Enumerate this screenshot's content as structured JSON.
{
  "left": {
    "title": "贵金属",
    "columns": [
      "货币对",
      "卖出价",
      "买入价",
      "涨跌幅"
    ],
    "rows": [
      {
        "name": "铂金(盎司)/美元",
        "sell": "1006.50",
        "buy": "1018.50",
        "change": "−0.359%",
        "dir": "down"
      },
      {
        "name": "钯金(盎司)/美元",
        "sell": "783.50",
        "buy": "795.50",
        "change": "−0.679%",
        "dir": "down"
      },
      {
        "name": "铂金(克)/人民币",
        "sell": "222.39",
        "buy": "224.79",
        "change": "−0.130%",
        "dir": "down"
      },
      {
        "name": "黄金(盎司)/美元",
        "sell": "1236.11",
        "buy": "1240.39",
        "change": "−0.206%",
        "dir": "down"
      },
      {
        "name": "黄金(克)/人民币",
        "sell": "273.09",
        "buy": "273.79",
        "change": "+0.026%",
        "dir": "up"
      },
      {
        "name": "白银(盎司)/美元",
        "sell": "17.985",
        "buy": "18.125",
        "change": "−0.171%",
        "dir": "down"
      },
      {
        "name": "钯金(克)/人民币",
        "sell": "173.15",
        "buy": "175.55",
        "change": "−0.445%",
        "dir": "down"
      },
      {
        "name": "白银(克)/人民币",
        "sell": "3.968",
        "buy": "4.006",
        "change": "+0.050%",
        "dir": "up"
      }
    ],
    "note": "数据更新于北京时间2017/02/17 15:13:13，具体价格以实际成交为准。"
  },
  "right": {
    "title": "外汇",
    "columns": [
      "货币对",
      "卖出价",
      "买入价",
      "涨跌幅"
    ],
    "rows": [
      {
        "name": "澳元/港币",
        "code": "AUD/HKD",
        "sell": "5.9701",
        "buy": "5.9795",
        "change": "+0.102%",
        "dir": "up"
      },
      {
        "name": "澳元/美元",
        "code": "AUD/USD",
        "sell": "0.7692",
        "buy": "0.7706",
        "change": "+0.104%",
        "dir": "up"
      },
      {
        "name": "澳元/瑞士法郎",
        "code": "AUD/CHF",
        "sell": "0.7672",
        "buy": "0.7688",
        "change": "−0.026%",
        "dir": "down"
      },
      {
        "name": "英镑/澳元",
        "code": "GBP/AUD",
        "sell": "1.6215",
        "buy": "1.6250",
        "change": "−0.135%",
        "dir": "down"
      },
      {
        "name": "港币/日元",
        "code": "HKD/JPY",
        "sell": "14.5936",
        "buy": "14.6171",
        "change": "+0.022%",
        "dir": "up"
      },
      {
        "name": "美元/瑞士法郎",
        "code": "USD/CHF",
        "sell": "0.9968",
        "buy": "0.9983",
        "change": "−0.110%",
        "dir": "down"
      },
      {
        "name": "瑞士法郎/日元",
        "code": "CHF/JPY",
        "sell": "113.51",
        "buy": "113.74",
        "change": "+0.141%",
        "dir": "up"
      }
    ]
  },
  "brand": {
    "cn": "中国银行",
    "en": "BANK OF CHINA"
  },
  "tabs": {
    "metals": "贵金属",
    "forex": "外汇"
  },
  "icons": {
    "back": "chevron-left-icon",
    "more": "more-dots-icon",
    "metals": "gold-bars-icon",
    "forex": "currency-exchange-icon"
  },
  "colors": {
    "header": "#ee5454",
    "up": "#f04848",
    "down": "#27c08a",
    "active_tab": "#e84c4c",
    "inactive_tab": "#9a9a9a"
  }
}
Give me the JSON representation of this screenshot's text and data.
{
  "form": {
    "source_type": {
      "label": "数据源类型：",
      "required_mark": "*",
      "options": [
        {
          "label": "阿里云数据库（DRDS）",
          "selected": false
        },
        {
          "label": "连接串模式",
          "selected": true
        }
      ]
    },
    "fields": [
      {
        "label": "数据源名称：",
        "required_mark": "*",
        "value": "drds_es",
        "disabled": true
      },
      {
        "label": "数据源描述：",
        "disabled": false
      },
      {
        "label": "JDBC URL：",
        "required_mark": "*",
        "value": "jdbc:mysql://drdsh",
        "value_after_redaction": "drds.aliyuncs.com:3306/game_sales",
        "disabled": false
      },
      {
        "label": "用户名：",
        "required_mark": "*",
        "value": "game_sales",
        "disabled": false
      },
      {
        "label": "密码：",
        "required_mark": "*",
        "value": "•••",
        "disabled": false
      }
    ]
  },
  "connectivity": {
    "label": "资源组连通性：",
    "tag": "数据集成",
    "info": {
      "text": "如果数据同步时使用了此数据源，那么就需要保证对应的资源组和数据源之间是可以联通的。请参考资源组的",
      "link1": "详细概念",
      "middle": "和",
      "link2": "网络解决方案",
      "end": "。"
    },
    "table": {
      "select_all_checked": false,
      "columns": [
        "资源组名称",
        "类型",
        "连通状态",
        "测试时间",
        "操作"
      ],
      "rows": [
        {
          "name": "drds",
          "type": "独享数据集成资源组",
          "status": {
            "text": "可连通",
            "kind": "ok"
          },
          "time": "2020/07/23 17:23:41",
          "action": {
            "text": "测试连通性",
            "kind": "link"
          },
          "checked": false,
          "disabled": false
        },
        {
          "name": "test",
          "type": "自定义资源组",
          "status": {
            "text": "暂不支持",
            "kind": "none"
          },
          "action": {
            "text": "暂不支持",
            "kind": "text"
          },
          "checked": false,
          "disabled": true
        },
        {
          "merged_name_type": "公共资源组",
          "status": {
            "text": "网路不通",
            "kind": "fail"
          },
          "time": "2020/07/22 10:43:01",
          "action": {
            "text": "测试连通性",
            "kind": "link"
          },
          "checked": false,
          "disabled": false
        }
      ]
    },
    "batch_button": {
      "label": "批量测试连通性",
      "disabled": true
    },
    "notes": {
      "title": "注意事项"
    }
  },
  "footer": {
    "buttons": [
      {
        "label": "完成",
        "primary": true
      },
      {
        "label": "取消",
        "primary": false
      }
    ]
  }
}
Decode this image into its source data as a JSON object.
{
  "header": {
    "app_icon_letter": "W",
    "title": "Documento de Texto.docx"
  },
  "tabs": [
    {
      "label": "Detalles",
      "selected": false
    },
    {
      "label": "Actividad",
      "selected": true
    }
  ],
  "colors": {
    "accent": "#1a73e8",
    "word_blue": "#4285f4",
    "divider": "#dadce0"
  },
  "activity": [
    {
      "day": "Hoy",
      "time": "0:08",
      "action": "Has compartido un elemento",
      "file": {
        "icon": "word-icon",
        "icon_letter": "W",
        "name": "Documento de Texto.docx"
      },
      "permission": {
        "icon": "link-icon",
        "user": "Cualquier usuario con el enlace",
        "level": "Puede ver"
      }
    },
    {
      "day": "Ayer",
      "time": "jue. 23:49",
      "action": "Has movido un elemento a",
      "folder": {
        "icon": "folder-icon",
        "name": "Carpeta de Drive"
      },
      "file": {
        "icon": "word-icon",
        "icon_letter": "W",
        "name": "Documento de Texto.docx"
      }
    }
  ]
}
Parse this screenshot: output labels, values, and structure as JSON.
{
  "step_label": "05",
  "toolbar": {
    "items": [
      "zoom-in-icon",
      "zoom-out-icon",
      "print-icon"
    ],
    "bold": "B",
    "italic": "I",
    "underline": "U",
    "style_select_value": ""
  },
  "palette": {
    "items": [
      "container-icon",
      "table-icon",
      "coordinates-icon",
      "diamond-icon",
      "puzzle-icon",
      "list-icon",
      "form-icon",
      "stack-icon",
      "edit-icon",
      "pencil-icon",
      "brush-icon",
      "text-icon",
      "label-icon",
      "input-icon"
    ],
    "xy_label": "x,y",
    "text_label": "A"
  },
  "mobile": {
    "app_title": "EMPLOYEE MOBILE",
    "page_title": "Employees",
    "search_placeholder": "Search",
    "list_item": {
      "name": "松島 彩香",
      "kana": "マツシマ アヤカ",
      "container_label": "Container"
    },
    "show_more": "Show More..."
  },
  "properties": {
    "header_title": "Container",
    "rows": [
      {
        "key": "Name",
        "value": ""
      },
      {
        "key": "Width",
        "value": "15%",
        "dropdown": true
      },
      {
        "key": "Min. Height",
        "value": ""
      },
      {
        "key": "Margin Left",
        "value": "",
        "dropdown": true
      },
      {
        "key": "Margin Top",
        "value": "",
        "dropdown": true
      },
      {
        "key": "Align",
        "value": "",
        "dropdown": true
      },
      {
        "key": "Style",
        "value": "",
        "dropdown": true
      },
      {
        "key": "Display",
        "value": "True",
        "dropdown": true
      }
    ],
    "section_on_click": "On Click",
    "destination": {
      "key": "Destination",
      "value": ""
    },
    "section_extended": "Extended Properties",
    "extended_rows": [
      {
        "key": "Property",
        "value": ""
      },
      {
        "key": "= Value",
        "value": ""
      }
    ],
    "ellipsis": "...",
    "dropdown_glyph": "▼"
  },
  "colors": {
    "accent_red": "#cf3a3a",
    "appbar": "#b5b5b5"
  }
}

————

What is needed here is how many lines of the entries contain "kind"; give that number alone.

= OUTPUT FOR THIS EXERCISE =
6